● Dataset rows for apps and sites
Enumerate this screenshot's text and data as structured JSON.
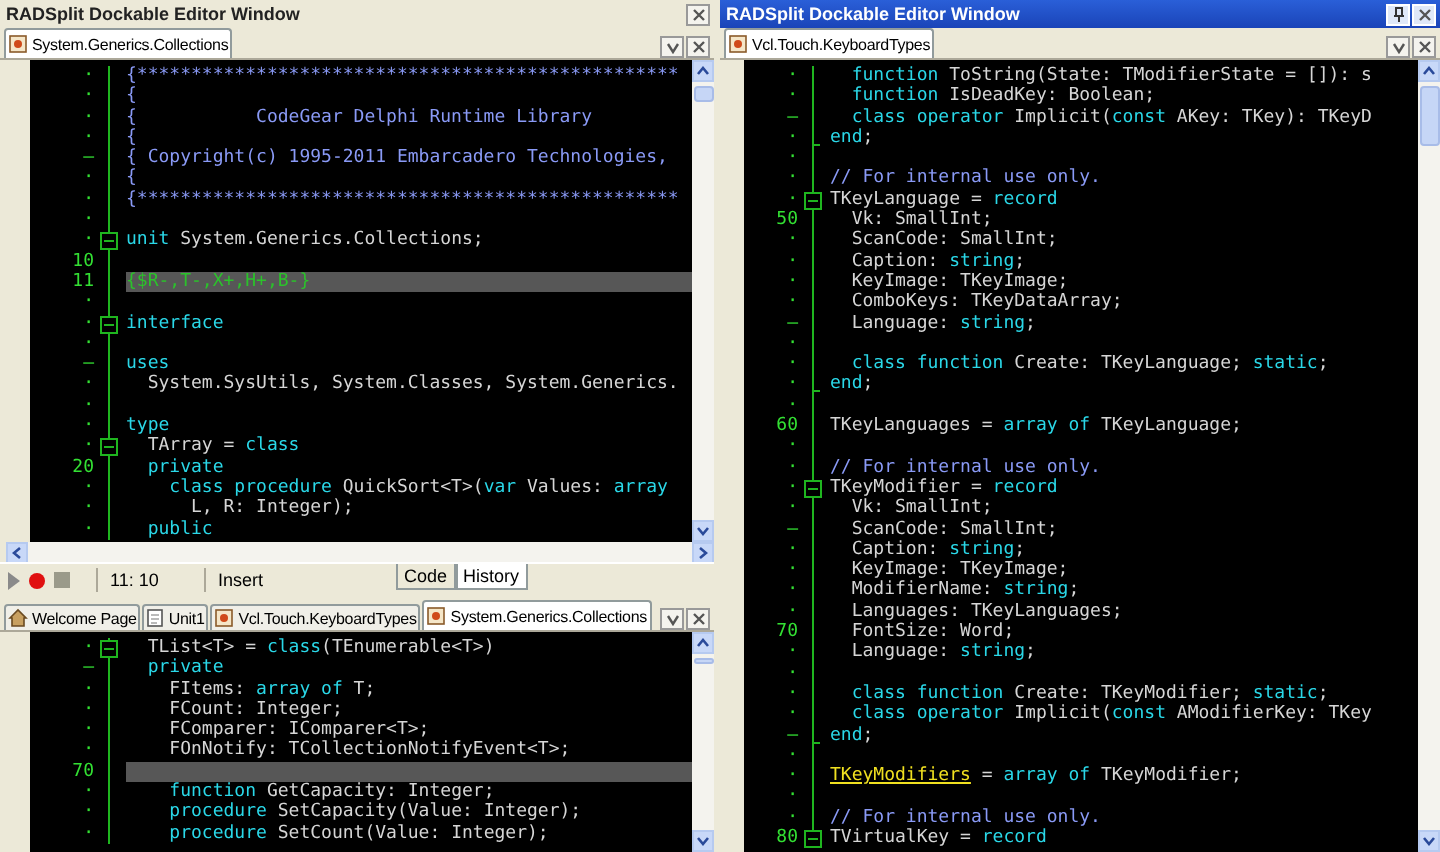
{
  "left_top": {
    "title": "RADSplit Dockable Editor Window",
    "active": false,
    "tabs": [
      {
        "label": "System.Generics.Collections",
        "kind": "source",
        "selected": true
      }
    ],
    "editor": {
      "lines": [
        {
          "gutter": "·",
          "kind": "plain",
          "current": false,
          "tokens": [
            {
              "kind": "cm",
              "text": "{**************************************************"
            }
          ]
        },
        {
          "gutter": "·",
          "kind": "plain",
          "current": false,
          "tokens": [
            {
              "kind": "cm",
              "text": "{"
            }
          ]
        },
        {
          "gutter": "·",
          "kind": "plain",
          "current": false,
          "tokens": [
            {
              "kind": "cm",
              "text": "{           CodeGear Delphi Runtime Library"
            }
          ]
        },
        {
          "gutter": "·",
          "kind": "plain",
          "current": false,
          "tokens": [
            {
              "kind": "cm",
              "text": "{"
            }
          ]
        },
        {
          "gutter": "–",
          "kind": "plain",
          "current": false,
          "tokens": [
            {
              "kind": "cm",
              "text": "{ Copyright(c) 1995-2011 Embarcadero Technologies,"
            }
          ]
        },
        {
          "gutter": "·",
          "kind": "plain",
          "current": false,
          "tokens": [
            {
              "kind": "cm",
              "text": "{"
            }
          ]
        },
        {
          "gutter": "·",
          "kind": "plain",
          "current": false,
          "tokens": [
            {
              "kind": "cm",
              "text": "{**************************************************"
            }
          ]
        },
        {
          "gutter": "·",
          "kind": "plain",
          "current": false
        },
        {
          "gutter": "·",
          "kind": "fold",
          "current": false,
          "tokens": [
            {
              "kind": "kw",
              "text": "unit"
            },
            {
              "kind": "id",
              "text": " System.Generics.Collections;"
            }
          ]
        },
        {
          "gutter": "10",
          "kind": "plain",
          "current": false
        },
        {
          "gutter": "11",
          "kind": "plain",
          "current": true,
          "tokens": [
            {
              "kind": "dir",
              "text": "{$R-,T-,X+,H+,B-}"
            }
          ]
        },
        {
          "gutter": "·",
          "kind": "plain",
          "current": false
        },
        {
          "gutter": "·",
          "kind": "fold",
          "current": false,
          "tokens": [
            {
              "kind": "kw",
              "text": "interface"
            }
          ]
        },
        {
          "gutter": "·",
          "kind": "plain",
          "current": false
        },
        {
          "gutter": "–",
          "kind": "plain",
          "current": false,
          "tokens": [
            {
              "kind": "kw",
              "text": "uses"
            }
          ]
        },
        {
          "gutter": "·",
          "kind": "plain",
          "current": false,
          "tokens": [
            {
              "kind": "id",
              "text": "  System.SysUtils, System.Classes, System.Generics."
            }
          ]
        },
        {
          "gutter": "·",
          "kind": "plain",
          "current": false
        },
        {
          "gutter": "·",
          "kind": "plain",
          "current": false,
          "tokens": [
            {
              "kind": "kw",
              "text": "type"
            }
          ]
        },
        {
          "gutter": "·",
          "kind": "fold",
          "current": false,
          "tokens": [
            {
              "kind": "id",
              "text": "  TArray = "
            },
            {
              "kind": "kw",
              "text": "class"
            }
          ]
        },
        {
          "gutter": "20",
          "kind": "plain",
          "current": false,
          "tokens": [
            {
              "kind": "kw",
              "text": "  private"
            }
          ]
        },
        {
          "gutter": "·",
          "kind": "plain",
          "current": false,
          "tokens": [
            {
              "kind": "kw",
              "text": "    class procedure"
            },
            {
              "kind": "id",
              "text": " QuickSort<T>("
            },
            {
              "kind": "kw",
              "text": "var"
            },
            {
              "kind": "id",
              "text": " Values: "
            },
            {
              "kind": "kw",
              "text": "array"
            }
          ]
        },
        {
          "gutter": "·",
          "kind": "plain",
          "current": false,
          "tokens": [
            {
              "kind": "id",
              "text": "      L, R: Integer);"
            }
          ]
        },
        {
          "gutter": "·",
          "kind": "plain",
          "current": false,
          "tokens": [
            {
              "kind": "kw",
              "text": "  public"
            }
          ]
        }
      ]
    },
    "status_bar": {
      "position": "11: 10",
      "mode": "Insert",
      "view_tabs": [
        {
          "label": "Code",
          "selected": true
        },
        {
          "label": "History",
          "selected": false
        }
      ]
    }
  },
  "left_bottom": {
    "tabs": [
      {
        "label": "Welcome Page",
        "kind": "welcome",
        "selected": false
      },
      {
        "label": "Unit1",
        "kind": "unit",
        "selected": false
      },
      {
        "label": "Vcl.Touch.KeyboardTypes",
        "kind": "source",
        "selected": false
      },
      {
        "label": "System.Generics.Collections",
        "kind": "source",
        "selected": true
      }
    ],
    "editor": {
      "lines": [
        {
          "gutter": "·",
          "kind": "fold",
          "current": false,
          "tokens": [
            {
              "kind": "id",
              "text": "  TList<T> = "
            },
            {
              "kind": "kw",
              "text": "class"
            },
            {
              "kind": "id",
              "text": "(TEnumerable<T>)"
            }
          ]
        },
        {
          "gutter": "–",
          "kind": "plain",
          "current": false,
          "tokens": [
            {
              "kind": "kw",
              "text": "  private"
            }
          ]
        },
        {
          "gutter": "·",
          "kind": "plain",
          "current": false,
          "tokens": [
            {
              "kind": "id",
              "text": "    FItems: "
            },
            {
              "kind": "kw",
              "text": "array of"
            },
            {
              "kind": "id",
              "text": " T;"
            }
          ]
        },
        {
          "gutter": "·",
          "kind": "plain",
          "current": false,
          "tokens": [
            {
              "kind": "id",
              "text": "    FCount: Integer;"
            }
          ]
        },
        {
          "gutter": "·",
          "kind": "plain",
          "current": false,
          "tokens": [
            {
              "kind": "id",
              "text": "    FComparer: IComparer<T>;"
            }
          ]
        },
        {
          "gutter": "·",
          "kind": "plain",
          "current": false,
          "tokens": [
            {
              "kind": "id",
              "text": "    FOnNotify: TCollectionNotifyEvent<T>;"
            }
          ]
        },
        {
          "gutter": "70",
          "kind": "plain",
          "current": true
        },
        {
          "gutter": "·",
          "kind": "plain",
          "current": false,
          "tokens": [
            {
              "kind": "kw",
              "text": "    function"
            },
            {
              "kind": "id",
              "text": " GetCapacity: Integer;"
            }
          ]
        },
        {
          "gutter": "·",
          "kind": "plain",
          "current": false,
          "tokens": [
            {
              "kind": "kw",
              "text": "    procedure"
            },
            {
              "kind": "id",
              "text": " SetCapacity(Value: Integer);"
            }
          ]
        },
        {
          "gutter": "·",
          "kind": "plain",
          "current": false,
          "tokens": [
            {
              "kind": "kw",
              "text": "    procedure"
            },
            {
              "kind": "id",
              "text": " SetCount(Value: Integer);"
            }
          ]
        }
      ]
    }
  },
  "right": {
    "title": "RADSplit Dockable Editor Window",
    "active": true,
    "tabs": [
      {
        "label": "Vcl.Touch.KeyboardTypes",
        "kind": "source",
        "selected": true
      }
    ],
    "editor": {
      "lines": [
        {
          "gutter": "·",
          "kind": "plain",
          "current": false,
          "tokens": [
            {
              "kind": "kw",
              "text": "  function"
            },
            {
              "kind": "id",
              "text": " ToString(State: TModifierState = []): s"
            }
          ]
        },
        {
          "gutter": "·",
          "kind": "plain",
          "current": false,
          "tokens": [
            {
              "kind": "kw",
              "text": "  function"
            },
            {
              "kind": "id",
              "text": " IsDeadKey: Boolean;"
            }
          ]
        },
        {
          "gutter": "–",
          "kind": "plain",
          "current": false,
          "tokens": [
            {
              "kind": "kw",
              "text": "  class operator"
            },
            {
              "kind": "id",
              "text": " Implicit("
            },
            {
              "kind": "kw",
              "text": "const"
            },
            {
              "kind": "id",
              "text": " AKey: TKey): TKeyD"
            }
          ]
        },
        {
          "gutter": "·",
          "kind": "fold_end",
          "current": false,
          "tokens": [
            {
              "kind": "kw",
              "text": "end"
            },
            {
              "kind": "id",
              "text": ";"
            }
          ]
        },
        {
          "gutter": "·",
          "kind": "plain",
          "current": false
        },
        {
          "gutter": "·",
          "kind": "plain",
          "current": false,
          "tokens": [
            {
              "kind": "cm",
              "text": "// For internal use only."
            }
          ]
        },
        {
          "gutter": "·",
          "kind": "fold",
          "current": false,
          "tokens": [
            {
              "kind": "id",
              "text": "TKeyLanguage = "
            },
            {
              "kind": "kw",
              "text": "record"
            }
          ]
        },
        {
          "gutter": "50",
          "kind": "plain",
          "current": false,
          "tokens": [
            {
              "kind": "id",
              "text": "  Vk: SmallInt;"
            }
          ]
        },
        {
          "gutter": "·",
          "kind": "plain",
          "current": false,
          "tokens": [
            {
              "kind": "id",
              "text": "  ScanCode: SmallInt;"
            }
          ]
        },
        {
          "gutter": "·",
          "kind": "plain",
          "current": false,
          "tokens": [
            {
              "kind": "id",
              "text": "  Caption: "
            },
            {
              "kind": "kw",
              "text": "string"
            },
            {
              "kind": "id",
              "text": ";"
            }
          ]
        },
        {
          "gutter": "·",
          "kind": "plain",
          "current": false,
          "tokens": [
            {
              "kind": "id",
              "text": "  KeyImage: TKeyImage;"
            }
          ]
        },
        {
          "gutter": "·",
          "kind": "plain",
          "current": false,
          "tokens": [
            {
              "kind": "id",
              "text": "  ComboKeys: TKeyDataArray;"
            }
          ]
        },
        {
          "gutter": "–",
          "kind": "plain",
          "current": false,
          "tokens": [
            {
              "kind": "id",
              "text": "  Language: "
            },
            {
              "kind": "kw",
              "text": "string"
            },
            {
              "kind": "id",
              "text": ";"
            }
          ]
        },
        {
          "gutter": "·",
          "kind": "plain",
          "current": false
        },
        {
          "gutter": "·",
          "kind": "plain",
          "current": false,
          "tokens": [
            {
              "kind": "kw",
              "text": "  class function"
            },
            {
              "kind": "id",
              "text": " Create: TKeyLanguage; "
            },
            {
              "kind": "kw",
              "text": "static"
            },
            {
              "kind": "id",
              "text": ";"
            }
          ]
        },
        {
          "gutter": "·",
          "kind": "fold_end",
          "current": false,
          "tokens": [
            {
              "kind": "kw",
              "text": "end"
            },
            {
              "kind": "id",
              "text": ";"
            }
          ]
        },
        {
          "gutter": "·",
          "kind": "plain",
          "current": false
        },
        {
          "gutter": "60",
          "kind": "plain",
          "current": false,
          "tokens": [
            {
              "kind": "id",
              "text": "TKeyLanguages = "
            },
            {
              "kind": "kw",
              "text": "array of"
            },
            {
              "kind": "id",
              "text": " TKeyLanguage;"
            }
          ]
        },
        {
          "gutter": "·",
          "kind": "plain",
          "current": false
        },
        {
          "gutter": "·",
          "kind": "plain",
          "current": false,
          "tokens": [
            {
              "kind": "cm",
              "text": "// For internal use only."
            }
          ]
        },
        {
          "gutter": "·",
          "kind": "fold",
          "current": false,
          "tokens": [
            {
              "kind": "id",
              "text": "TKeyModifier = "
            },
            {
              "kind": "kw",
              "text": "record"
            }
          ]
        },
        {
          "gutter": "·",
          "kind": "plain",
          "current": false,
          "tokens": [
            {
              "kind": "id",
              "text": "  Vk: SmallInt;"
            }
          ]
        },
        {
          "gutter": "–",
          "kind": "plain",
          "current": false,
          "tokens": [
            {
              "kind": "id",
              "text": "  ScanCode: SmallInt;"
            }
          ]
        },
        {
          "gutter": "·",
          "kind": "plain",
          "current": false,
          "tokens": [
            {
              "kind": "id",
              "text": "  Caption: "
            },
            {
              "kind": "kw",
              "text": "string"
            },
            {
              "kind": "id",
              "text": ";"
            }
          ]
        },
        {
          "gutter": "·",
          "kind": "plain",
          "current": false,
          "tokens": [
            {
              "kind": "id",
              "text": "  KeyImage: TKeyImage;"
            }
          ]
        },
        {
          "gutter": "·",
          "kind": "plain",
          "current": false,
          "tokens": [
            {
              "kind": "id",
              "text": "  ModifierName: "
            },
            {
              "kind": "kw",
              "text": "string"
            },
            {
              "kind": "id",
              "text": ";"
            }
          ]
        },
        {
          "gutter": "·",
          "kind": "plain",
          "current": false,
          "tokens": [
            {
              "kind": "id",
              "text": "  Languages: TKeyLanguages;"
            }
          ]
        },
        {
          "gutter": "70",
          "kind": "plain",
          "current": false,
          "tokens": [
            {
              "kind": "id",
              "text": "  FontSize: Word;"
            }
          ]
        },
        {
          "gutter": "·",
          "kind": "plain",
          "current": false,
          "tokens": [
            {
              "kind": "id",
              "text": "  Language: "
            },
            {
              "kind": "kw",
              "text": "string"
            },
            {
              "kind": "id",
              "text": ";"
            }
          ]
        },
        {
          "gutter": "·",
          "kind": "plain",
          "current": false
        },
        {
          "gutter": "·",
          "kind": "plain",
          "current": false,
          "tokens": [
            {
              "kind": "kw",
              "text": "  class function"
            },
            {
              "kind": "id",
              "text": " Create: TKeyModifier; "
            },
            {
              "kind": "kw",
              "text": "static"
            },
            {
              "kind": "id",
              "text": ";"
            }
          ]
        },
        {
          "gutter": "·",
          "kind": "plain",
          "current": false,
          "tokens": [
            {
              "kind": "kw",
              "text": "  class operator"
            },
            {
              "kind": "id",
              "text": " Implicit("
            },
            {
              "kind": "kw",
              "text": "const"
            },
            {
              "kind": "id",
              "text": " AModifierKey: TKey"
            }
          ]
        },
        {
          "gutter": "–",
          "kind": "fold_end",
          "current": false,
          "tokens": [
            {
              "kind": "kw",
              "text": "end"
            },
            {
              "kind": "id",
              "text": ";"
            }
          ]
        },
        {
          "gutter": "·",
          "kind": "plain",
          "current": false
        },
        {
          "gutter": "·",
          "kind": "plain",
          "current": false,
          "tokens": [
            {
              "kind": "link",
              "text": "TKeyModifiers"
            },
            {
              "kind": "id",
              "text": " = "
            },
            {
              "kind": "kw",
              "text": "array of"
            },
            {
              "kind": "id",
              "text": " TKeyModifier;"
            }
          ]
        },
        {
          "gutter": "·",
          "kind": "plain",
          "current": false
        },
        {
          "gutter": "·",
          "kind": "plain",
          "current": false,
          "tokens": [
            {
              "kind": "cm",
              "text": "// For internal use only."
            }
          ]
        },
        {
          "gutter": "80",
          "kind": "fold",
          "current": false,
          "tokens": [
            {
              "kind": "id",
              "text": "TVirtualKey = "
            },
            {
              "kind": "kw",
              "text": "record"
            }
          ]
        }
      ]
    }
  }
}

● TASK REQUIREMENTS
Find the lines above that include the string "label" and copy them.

● TASK ANSWER
        "label": "System.Generics.Collections",
          "label": "Code",
          "label": "History",
        "label": "Welcome Page",
        "label": "Unit1",
        "label": "Vcl.Touch.KeyboardTypes",
        "label": "System.Generics.Collections",
        "label": "Vcl.Touch.KeyboardTypes",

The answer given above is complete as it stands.